The building on West Fifth Street also will house Tonic's catering facilities and the restaurant's corporate offices. Tonic is the preferred caterer for many local businesses including The Queen, Delaware Center for Horticulture and Delaware Art Museum.
Tonic owners Chris Blackwell, who runs the Newark commercial contracting businesses Specialty Finishes and Jamestown Painting, and longtime restaurateur Paul Bouchard began renovating Tonic Bar & Grille at 111 W. 11th St. in March.
Bouchard said renovations were originally scheduled to take place later this summer, but they moved up the date after Delaware restaurants were forced by Gov. John Carney to close dining rooms on March 16 due to the coronavirus pandemic.
Bouchard said Tonic reopened for takeout services, while the interior of the building was renovated. Customers can now make reservations at the restaurant, which is following limited dine-in restrictions as mandated by the state.
Tonic also has expanded its footprint and now occupies the entire block of 11th Street between Tatnall and Orange streets.
Bouchard said they took over the former Wilmington offices of the Delaware Breast Cancer Coalition, previously next door to the restaurant. The space had been vacant since the organization moved to the nearby Community Service Building on 10th Street in February 2018.
At Tonic and the vacant site, walls were knocked out and replaced with folding doors. Bouchard said customers will be able to stand inside the restaurant near Tatnall Street and see all the way down to Orange Street.
The restaurant will have private rooms including a "boardroom" for 18 people and another room for parties and wedding receptions for up to 150.

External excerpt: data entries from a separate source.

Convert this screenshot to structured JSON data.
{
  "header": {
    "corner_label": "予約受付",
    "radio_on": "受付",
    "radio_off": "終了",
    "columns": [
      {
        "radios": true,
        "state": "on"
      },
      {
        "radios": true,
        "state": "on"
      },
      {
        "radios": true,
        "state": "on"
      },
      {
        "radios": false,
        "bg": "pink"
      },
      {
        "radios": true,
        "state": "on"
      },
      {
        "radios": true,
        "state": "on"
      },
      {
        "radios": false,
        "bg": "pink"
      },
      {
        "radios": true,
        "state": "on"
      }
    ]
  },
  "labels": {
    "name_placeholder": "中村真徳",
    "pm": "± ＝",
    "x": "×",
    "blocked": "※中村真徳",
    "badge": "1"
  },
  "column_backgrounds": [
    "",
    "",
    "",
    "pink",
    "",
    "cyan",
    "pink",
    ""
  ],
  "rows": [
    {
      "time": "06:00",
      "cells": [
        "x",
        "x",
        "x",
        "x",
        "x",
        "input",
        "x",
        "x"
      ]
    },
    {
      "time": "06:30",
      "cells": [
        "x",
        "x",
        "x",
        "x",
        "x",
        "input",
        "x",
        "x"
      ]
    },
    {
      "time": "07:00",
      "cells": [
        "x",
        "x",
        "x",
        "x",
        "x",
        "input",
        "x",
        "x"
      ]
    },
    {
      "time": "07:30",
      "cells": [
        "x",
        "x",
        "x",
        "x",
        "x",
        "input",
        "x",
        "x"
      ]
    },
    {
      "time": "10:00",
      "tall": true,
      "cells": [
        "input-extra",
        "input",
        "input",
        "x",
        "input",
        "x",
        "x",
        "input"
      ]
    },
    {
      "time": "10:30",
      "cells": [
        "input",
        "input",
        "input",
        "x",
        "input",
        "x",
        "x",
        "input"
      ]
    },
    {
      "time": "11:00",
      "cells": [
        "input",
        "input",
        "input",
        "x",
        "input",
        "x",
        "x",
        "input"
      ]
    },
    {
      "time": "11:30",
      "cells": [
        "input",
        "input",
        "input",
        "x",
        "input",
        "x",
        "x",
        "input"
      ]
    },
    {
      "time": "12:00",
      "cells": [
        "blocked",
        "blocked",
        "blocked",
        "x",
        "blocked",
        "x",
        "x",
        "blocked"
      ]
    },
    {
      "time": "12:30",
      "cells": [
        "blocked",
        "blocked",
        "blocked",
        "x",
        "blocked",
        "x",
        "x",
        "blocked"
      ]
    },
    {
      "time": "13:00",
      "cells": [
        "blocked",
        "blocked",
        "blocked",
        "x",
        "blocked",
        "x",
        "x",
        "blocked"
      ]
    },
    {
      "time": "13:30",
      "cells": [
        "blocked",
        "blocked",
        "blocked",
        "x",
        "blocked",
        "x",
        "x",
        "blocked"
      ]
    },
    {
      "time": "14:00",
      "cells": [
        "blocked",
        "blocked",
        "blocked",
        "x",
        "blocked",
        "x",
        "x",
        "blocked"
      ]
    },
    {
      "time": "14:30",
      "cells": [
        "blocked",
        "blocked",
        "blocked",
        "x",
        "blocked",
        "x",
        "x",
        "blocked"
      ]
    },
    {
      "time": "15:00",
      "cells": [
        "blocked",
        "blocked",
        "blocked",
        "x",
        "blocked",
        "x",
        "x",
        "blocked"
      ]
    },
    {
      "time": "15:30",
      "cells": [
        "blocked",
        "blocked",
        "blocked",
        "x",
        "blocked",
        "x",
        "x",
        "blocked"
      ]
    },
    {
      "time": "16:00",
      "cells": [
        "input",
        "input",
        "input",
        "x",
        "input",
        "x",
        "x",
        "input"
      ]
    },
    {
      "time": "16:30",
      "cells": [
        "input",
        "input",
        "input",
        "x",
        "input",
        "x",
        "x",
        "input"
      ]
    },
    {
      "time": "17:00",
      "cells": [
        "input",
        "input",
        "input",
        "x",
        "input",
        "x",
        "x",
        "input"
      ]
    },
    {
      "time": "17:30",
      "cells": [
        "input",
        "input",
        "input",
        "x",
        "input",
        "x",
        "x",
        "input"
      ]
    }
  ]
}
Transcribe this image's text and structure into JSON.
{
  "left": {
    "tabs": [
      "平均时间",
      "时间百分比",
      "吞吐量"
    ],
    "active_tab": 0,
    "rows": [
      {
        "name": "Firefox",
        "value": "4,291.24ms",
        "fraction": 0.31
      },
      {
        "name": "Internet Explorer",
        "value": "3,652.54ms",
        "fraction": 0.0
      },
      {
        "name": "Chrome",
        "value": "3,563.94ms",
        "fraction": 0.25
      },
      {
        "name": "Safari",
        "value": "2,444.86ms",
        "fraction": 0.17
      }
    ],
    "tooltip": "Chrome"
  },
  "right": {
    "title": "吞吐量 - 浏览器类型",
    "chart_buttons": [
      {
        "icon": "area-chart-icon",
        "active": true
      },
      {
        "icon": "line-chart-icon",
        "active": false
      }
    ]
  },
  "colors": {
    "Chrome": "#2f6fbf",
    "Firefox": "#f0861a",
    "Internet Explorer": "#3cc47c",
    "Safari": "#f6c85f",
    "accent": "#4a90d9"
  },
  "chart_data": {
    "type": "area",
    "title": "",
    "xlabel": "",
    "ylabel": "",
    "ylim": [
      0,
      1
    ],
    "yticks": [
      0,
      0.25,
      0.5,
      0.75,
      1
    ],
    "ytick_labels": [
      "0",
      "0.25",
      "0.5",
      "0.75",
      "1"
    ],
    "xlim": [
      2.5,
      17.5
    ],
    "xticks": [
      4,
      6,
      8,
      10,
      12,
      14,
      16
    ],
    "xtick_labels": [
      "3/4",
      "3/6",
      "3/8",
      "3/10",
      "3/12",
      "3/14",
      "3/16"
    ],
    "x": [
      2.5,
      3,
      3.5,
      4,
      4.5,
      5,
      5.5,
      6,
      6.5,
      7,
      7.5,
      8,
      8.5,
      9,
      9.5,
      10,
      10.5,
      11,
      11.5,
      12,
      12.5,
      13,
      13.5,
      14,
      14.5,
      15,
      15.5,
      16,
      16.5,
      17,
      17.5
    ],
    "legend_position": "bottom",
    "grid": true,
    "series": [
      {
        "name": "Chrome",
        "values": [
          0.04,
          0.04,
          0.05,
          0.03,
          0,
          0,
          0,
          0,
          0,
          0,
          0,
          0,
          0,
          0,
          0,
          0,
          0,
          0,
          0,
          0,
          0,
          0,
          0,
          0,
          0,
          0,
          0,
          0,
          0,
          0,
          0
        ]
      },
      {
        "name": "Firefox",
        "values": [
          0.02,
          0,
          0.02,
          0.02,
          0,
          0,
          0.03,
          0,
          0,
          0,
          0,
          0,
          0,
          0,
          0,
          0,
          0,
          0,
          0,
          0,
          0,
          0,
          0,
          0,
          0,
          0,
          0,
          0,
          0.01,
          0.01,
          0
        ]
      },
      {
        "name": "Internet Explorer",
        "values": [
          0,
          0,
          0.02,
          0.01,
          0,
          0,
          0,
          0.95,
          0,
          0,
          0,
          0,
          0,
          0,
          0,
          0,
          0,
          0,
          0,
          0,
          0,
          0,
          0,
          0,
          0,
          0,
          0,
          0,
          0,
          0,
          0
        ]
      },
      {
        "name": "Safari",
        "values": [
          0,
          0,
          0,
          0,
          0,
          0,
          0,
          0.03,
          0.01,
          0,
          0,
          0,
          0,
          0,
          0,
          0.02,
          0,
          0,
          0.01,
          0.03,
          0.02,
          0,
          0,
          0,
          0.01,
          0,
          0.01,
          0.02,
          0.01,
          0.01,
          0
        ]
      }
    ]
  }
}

The biggest changes are to the dining rooms.
The bar has a new blue concrete top and has been repositioned and angled so it's now more comfortable. The room has folding accordion windows that connect the space to the outdoor patio seating and create an open, airy feeling. A host stand and former coat closet are gone, and will soon be replaced with a glass wine wall.
Montchanin interior designer Megan Gorelick helped select new flooring, furniture and lighting. Wallpaper in different textures – one wall has a snakeskin print, while another has a basket-weave design – further create a sleek look.
Bouchard said Tonic is now "a 180-degree" turn from its former design. He said "before it felt masculine and focused on steaks and burgers, and now there's a more modern flair."
Executive chef Patrick Bradley, who temporarily left the restaurant, returned in December and will unveil a new menu this summer focused more on seafood and seasonal produce. The restaurant will be renamed Tonic Seafood & Steak to reflect the new cuisine.
Former Hotel du Pont executive pastry chef Michele Mitchell has been consulting with the restaurant to improve its bread and desserts. Mitchell has held pastry and dessert demonstration classes at Tonic.
Jim Magner of Specialty Finishes said the former Movable Feast café is undergoing a major overhaul. The interior has been gutted and the kitchen equipment is being replaced. He said refurbishing the outside space includes installing a natural stone wall, an outdoor gazebo and a new patio.
Landscaping should come by the middle of July, he said.